PARADISE ISLAND, Bahamas - Even with the current high refinancing environment, which typically leads to relaxed underwriting standards, there is an increasingly better credit mix in subprime mortgage pools, said representatives from the top mortgage originators at last week's 2002 ABS East conference, hosted by the Information Management Network.
Panelists noted that FICO scores are historically high in recent pools. This is no surprise, they said, as originators are tightening up given the current credit environment, and the flood of supply is allowing them to cherry pick.
Panelist William O'Neill, chief executive officer at Option One Mortgage Corp., said that they have tried to discourage low balance loans, which, in turn has led to stronger FICO scores.
Washington Mutual has also seen better FICO scores in its pools, though the firm does "not focus on just FICO, but it is a factor in our pricing and risk profile," said Jeffrey Sorensen, first vice-president at Washington Mutual.
The improvement in the credit mix of these pools comes at a time when subprime origination is booming.
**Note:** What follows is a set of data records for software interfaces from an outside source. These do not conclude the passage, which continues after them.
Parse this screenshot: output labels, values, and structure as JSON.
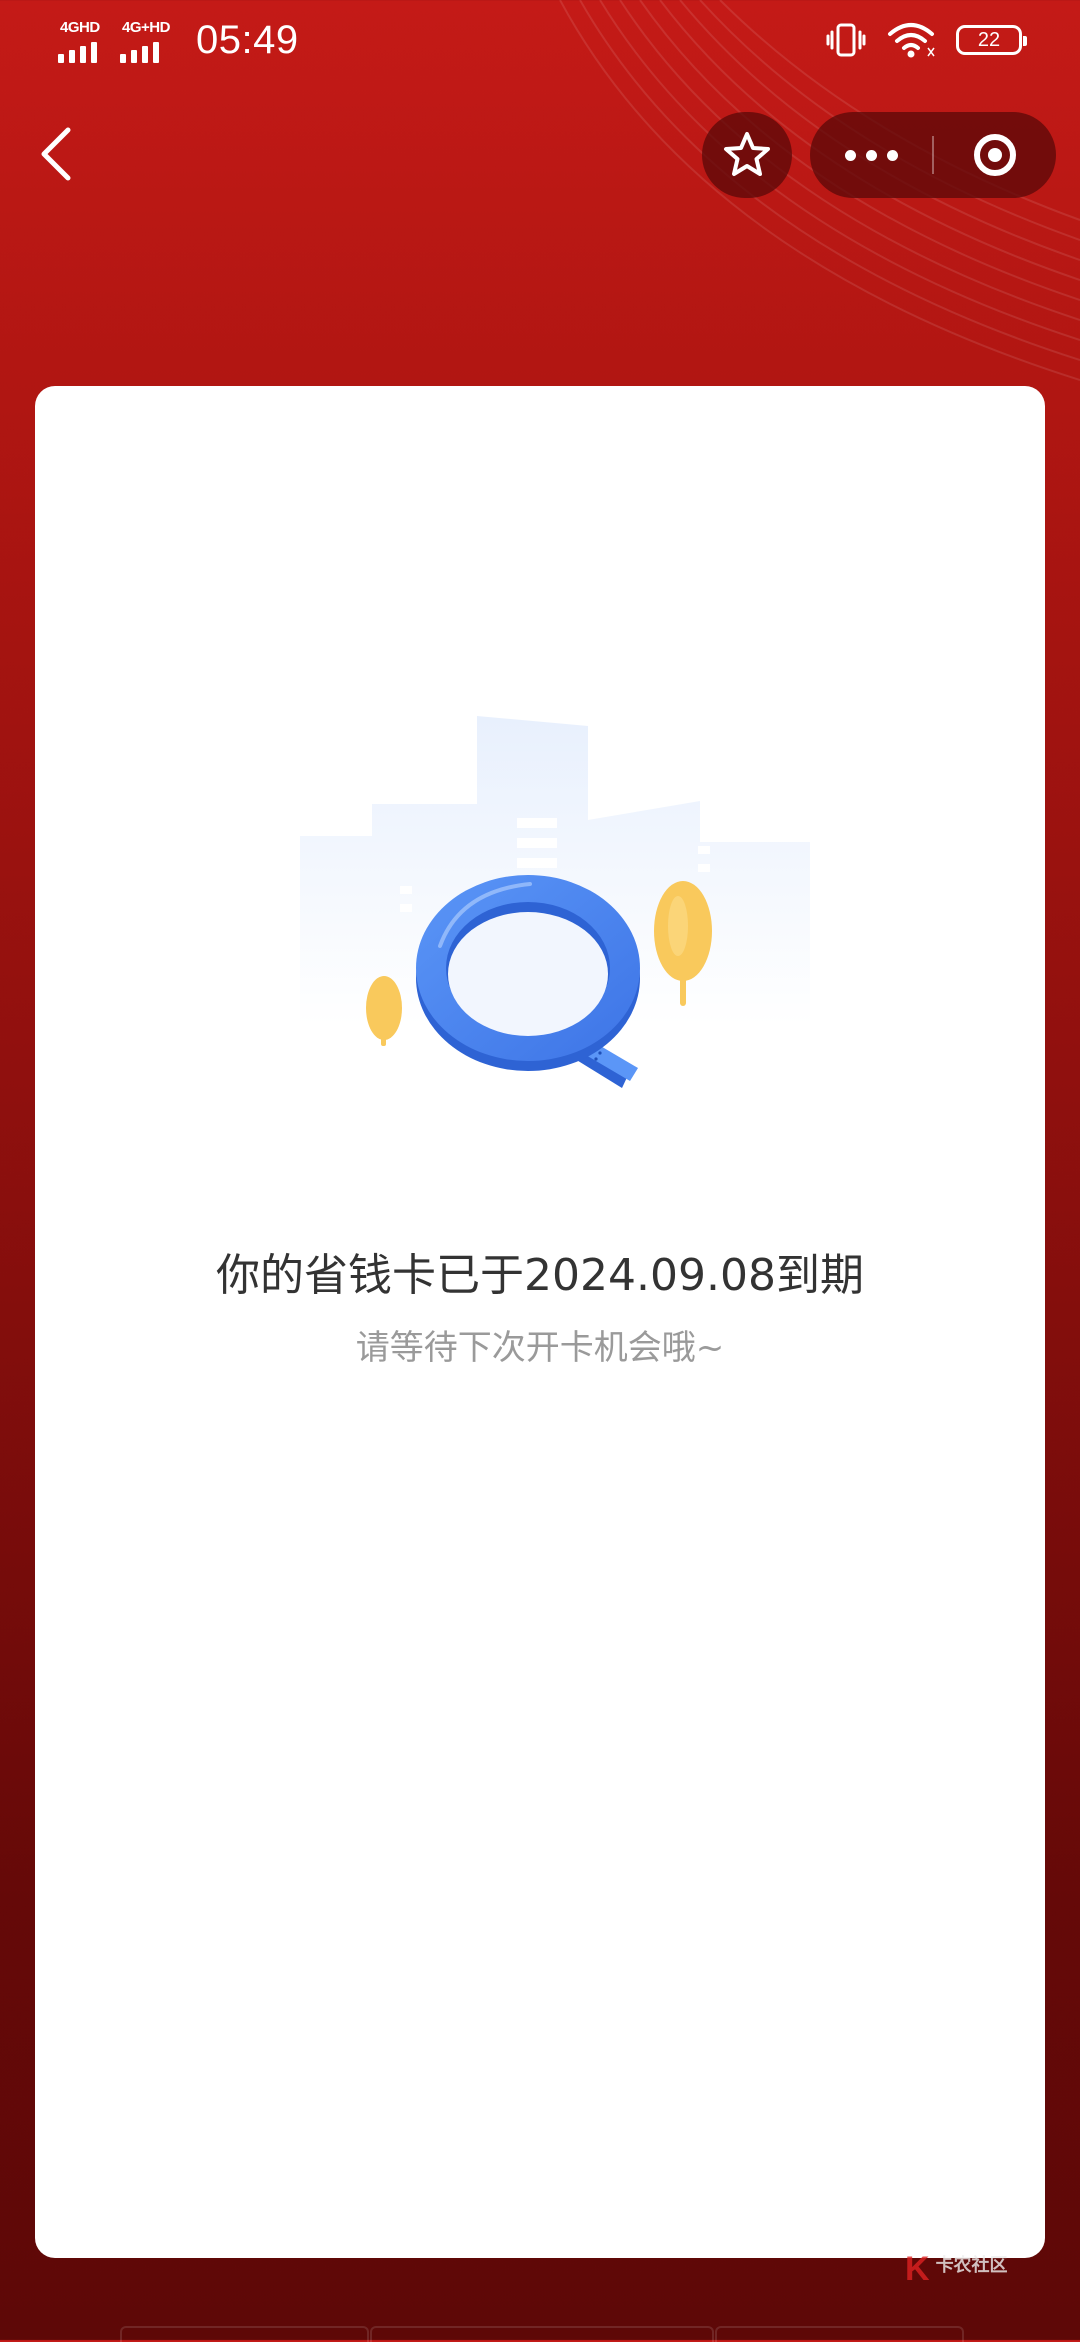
{
  "status_bar": {
    "sim1_network": "4GHD",
    "sim2_network": "4G+HD",
    "time": "05:49",
    "battery": "22"
  },
  "nav": {
    "back_icon": "chevron-left-icon",
    "favorite_icon": "star-icon",
    "more_icon": "more-dots-icon",
    "close_icon": "target-close-icon"
  },
  "card": {
    "title": "你的省钱卡已于2024.09.08到期",
    "subtitle": "请等待下次开卡机会哦~"
  },
  "watermark": {
    "logo": "K",
    "name": "卡农社区"
  },
  "colors": {
    "header_red": "#c41a17",
    "bottom_dark_red": "#5e0807",
    "magnifier_blue": "#4d88f2",
    "tree_yellow": "#f9c95c"
  }
}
Originations in sector are expected to rise to $200 billion this year from $175 billion last year. Lenders have been gearing up. WaMu, for instance, is projecting subprime originations to reach $8 billion this year and about $9 billion next year. Option One's O'Neill said that the firm has been originating approximately $1 billion per month.
Panelists gave their own reasons for the boom. William Acheson, managing director at GMAC-RFC, commented that more of RFC's clients are moving into subprime. Aside from this, subprime lending has become more efficient.
Reminiscent of the past?
Though similarities can be drawn to the 1997/1998 volume phenomenon, Henry Engelken, vice president at Moody's Investors Service, said that this is not a good comparison because originators in that era were not as well-capitalized as they are today.
During those years, issuers that have since left the market - including as Advanta Corp., AMRESCO and ContiMortgage - quickly increased their origination volume because earnings growth was based on volume growth. As a result, credit quality became secondary to volume growth.
In contrast, Engelken states in a recent report that the credit quality for recently securitized pools seems to be stable, characterized by higher FICO scores and slightly higher loan-to-value ratios.
Other panelists, such as GMAC-RFC's Acheson, noted improved underwriting consistency, which has evolved over the past several years.
Current issues discussed
Other topics included the continued consolidation in the industry, predatory lending issues and the use of lender-paid mortgage insurance.
Panelists said that consolidation in the mortgage industry going forward will not happen as rapidly as it had in the past few years. Some said that consolidation is a positive for the sector because it lends itself to improved transparency, as well as improved collateral performance. One of the panelists also noted that many smaller companies currently popping up are positioning themselves as "buy targets" rather than establishing long-term strategies as stand-alone entities.
In terms of mortgage insurance, lenders on the panel said they continually evaluate the product, and its usage depends on whether or not they could issue at desired subordination levels with the added enhancement. Some, however, argued that the use of mortgage insurance has not made a lot of economic sense as it has become more expensive now than it was in the past. Moody's Engelken noted that average subordination levels have decreased because of mortgage insurance.
The ongoing predatory-lending crackdown is apparently on the minds of the subprime lenders, who noted new legislation, such as the Georgia Fair Lending Act, appearing in the various states. The Georgia Act, which took effect last Tuesday, should set a precedent, they said, because it is the hardest to comply with among the various laws in other states.
Members of the panel talked about the possibility of purchasing a Federal Savings Bank, as Federal preemption is attractive. It's unclear what the ultimate impact will be, but they warned that the new laws could several their businesses. One panelist said his firm has stopped originating loans in West Virginia because of the anti predatory-lending law in that state.
Also noteworthy: the differences in the anti predatory-lending laws in the different states destroy a level of homogeneity of the subprime mortgage market, not to mention its ultimate effect on diversification as lenders abandon certain loan markets.